* [Data for processing]
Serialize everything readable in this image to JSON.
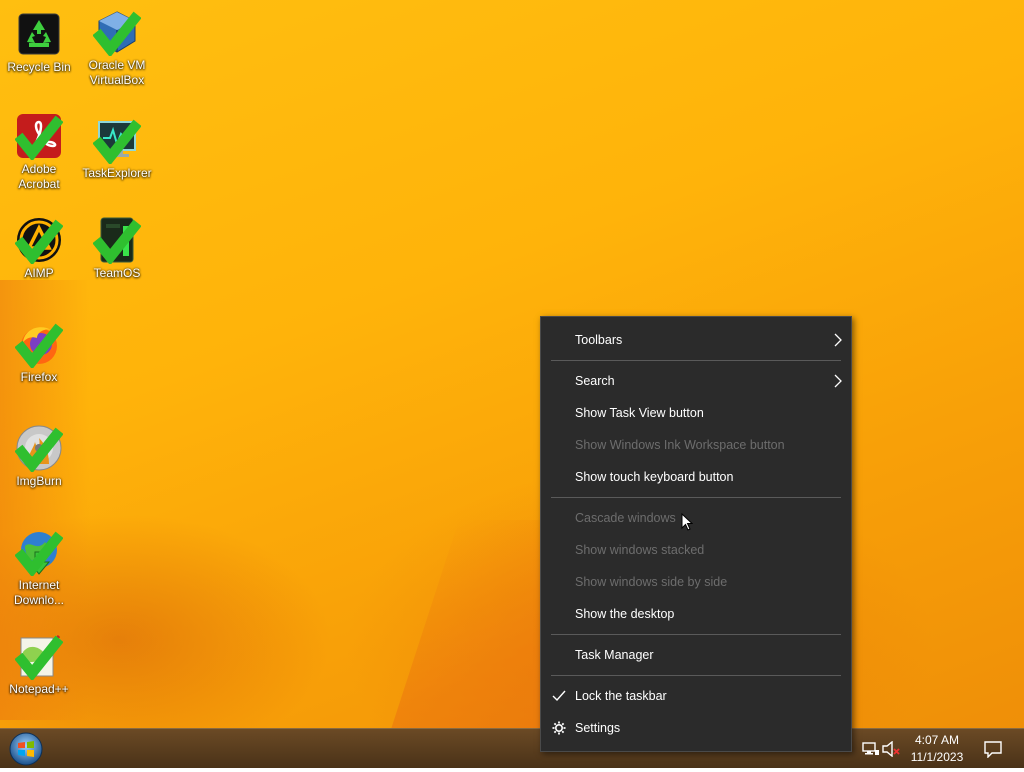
{
  "desktop_icons": [
    {
      "label": "Recycle Bin",
      "icon": "recycle-bin-icon"
    },
    {
      "label": "Oracle VM VirtualBox",
      "icon": "virtualbox-icon"
    },
    {
      "label": "Adobe Acrobat",
      "icon": "acrobat-icon"
    },
    {
      "label": "TaskExplorer",
      "icon": "task-explorer-icon"
    },
    {
      "label": "AIMP",
      "icon": "aimp-icon"
    },
    {
      "label": "TeamOS",
      "icon": "teamos-icon"
    },
    {
      "label": "Firefox",
      "icon": "firefox-icon"
    },
    {
      "label": "ImgBurn",
      "icon": "imgburn-icon"
    },
    {
      "label": "Internet Downlo...",
      "icon": "internet-download-manager-icon"
    },
    {
      "label": "Notepad++",
      "icon": "notepad-plus-plus-icon"
    }
  ],
  "context_menu": {
    "toolbars": "Toolbars",
    "search": "Search",
    "show_task_view": "Show Task View button",
    "show_ink_workspace": "Show Windows Ink Workspace button",
    "show_touch_keyboard": "Show touch keyboard button",
    "cascade_windows": "Cascade windows",
    "show_stacked": "Show windows stacked",
    "show_side_by_side": "Show windows side by side",
    "show_desktop": "Show the desktop",
    "task_manager": "Task Manager",
    "lock_taskbar": "Lock the taskbar",
    "settings": "Settings"
  },
  "taskbar": {
    "time": "4:07 AM",
    "date": "11/1/2023"
  },
  "colors": {
    "menu_bg": "#2b2b2b",
    "menu_disabled_text": "#6d6d6d",
    "desktop_bg": "#ffb30a",
    "taskbar_bg": "#5a3d1e"
  }
}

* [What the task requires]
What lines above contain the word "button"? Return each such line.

* [Response for this exercise]
    "show_task_view": "Show Task View button",
    "show_ink_workspace": "Show Windows Ink Workspace button",
    "show_touch_keyboard": "Show touch keyboard button",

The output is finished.